I’m a true fan of visualizations of all kinds. But I still think plain audio should not be forgotten in our quest to understand and describe the world. Unfortunately most radio stations produce crap audio most or some of the time (drums as background to news, really?!). Luckily there is still music, and it’s easy to access nowadays, thanks to Spotify, Nokia Music etc. And some decent podcasts.
But how many people post their own audio online, compared to photos? Now FB for example seems not to even allow audio to be uploaded.
This specimen is collected using Zoom H2n on our porch. Tuula is knitting to the left, in the same direction as most birds are singing.
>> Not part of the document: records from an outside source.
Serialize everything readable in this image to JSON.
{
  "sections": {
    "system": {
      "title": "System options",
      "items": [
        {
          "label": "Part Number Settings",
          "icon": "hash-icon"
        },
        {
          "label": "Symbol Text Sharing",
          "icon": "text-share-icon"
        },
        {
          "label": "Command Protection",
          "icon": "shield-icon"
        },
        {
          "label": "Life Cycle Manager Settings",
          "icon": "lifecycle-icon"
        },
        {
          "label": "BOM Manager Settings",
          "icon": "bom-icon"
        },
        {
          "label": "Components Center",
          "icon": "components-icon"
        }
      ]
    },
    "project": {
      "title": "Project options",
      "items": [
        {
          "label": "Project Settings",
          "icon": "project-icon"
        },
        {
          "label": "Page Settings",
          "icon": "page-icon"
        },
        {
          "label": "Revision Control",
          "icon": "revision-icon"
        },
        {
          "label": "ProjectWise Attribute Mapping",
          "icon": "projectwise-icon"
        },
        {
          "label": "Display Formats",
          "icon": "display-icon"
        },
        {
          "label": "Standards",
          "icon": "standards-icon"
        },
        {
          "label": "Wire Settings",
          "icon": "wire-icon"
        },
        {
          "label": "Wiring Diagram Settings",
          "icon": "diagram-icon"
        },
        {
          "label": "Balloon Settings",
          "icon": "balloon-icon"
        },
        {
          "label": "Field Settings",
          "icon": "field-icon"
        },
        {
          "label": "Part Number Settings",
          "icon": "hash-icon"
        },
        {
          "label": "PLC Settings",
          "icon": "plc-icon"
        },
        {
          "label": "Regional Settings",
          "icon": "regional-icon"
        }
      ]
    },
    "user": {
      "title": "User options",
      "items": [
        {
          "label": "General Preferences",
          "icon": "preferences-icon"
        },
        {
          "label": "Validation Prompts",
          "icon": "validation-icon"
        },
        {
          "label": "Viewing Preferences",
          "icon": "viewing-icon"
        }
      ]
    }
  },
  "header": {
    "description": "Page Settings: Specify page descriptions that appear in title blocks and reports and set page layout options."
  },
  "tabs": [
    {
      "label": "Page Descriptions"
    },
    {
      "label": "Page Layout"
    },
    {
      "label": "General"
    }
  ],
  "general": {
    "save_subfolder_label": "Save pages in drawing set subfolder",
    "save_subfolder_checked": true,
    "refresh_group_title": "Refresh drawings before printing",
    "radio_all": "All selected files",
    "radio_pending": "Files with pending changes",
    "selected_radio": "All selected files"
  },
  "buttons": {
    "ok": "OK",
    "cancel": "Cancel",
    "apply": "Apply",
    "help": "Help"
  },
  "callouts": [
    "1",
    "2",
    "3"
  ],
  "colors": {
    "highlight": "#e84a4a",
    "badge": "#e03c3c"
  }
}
To the front right some kids are kicking a football on the nearby small football field. The wind blows. One car passes by in the distance. And an airplane too. I’m sure you can hear the sun?
I just discovered a puzzling and wonderful site, Y Worlds by the Y Worlds Cooperative. It seems linked in some way to the SpaceCollective, who’s blogs I follow. Visiting the sites you get a “Time of Aquarius”-feeling at first, but there is lots of very good stuff, packaged in a not-so-traditional way.
The Y Worlds blog presented a post today which is both insightful and hilarious despite the somewhat dry heading “Knowledge Mapping Project”. What about this description of knowledge mapping:
We are on the hunt.
Our prey is accurate, systemic, comprehensive knowledge.
We understand that such knowledge exists within the wild and untamed frontier.
We do not intend to harm knowledge. Rather, we would like to capture it, record it, study it, map it, and if possible, breed it to generate stronger and wiser offspring.
Various species of knowledge roam the earth. Well documented sightings are scattered and rare. Specific variants of knowledge are known to live at corporate and non-profit breeding grounds. Herds of knowledge have been found to frequently congregate at conferences and universities and research centers. They are attracted to watering holes. And much of the population of knowledge roam the earth relatively alone and unrecorded.
For a previous researcher in professional, practical knowledge this humorously written approach describes very well the need for a respectful, ethical way of handling the delicate knowledge you find in the wild.
There is lots to explore at the web sites, what about this, under the rubric “Objectives”:
One of the powers of GeoDesign is it makes these problems visual. They are easier to ignore when they are abstractions. Because we have been designing the world without data-rich knowledge of consequences, we’ve created a situation where we’ve made ourselves vulnerable as a species, which to me gives urgency to GeoDesign. This is something we don’t have a lot of time to develop.